One important thing to remember is that you’ll want to run a full carafe of water through the brewing cycle a couple of times afterwards until the smell of vinegar disappears.
Price and availability
The Buckingham has been out for a while now, so you can find it on the shelves of most electrical retailers. Buying directly from Russell Hobbs will set you back £54.99 in the UK. It doesn’t seem to be available in the USA or Australia, although you can buy it from Amazon Australia for $85.47.
The best price we could currently find it for is £39.99 from Argos, or from AO for just 1p more (£40).
The Buckingham is a well-priced filter coffee machine that makes a decent brew and is easy to maintain. The addition of the timer is a real plus, making it simple to have a fresh cup of coffee or two when you get up or arrive home from work. The markings for cup sizes are a bit confusing and the 40-minute hot-plate limit is not great, but if you want a new coffee machine and don’t want to spend too much, this is well worth a look.
Russell Hobbs 20680 Buckingham Coffee Maker: Specs
1.25 litre carafe
24 hr programmable timer
Showerhead technology for water distribution
Removable coffee basket and filter holder
Stainless steel / plastic construction
40-minute hotplate timer
Size H32.5, W23, D20.5cm
Power output 1000 watts
Manufacturer’s 2 year guarantee

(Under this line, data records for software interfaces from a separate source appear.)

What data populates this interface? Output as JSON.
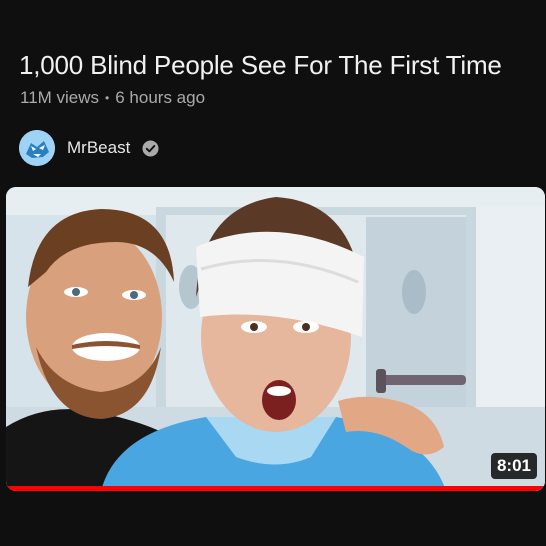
{
  "video": {
    "title": "1,000 Blind People See For The First Time",
    "views": "11M views",
    "separator": "•",
    "age": "6 hours ago",
    "duration": "8:01",
    "progress_fraction": 1.0
  },
  "channel": {
    "name": "MrBeast",
    "verified": true,
    "avatar_icon": "channel-avatar-icon",
    "verified_icon": "verified-check-icon"
  },
  "colors": {
    "background": "#0f0f0f",
    "progress": "#ff0000",
    "meta_text": "#aaaaaa"
  }
}
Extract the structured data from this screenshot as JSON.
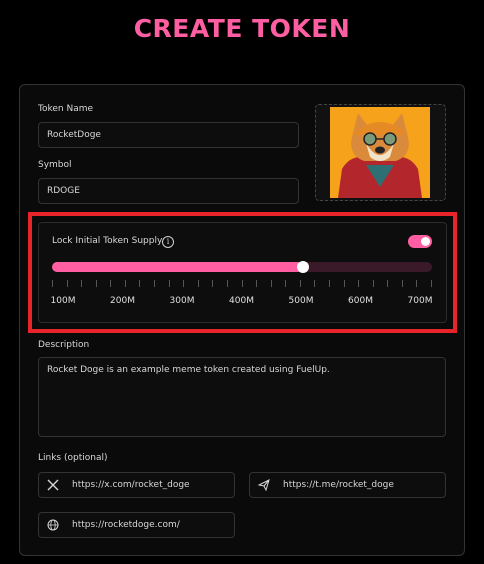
{
  "page": {
    "title": "CREATE TOKEN"
  },
  "form": {
    "token_name": {
      "label": "Token Name",
      "value": "RocketDoge"
    },
    "symbol": {
      "label": "Symbol",
      "value": "RDOGE"
    },
    "supply": {
      "label": "Lock Initial Token Supply",
      "info_icon": "info-icon",
      "toggle_on": true,
      "slider_value_fraction": 0.66,
      "tick_labels": [
        "100M",
        "200M",
        "300M",
        "400M",
        "500M",
        "600M",
        "700M"
      ]
    },
    "description": {
      "label": "Description",
      "value": "Rocket Doge is an example meme token created using FuelUp."
    },
    "links": {
      "label": "Links (optional)",
      "twitter": "https://x.com/rocket_doge",
      "telegram": "https://t.me/rocket_doge",
      "website": "https://rocketdoge.com/"
    }
  },
  "colors": {
    "accent": "#ff5fa2",
    "highlight": "#e8232a",
    "image_bg": "#f6a21b"
  }
}
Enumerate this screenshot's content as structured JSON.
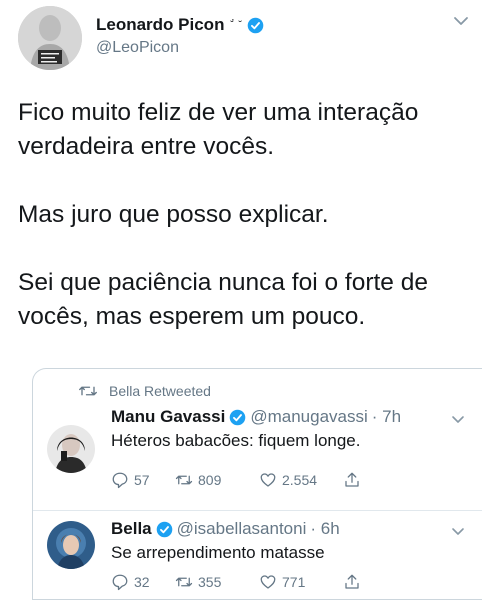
{
  "author": {
    "name": "Leonardo Picon",
    "name_deco": "˘́ ˘",
    "handle": "@LeoPicon"
  },
  "tweet": {
    "paragraphs": [
      "Fico muito feliz de ver uma interação verdadeira entre vocês.",
      "Mas juro que posso explicar.",
      "Sei que paciência nunca foi o forte de vocês, mas esperem um pouco."
    ]
  },
  "quoted": {
    "retweet_label": "Bella Retweeted",
    "tweets": [
      {
        "name": "Manu Gavassi",
        "handle": "@manugavassi",
        "time": "· 7h",
        "text": "Héteros babacões: fiquem longe.",
        "replies": "57",
        "retweets": "809",
        "likes": "2.554"
      },
      {
        "name": "Bella",
        "handle": "@isabellasantoni",
        "time": "· 6h",
        "text": "Se arrependimento matasse",
        "replies": "32",
        "retweets": "355",
        "likes": "771"
      }
    ]
  },
  "colors": {
    "verified": "#1da1f2",
    "secondary_text": "#657786",
    "border": "#ccd6dd"
  }
}
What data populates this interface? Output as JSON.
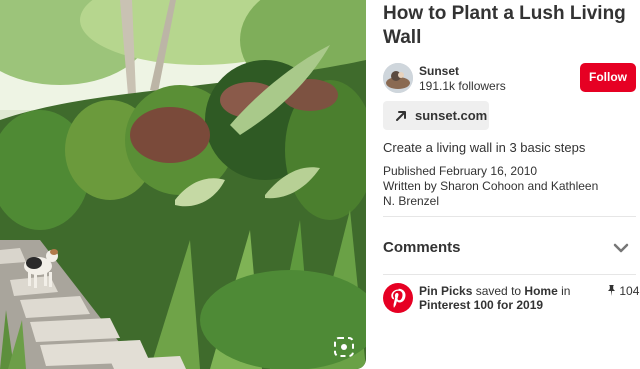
{
  "pin": {
    "title": "How to Plant a Lush Living Wall",
    "description": "Create a living wall in 3 basic steps",
    "published": "Published February 16, 2010",
    "written": "Written by Sharon Cohoon and Kathleen N. Brenzel"
  },
  "creator": {
    "name": "Sunset",
    "followers": "191.1k followers",
    "follow_label": "Follow"
  },
  "source_link": {
    "label": "sunset.com",
    "icon": "arrow-up-right-icon"
  },
  "comments": {
    "title": "Comments",
    "toggle_icon": "chevron-down-icon"
  },
  "activity": {
    "user": "Pin Picks",
    "verb": " saved to ",
    "board": "Home",
    "connector": " in ",
    "section": "Pinterest 100 for 2019",
    "count": "104",
    "count_icon": "pin-icon"
  },
  "colors": {
    "brand_red": "#e60023",
    "link_bg": "#efefef",
    "text": "#333333"
  }
}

Note: We may earn a commission when you buy through links on our site, at no extra cost to you. This doesn’t affect our editorial independence. Learn more.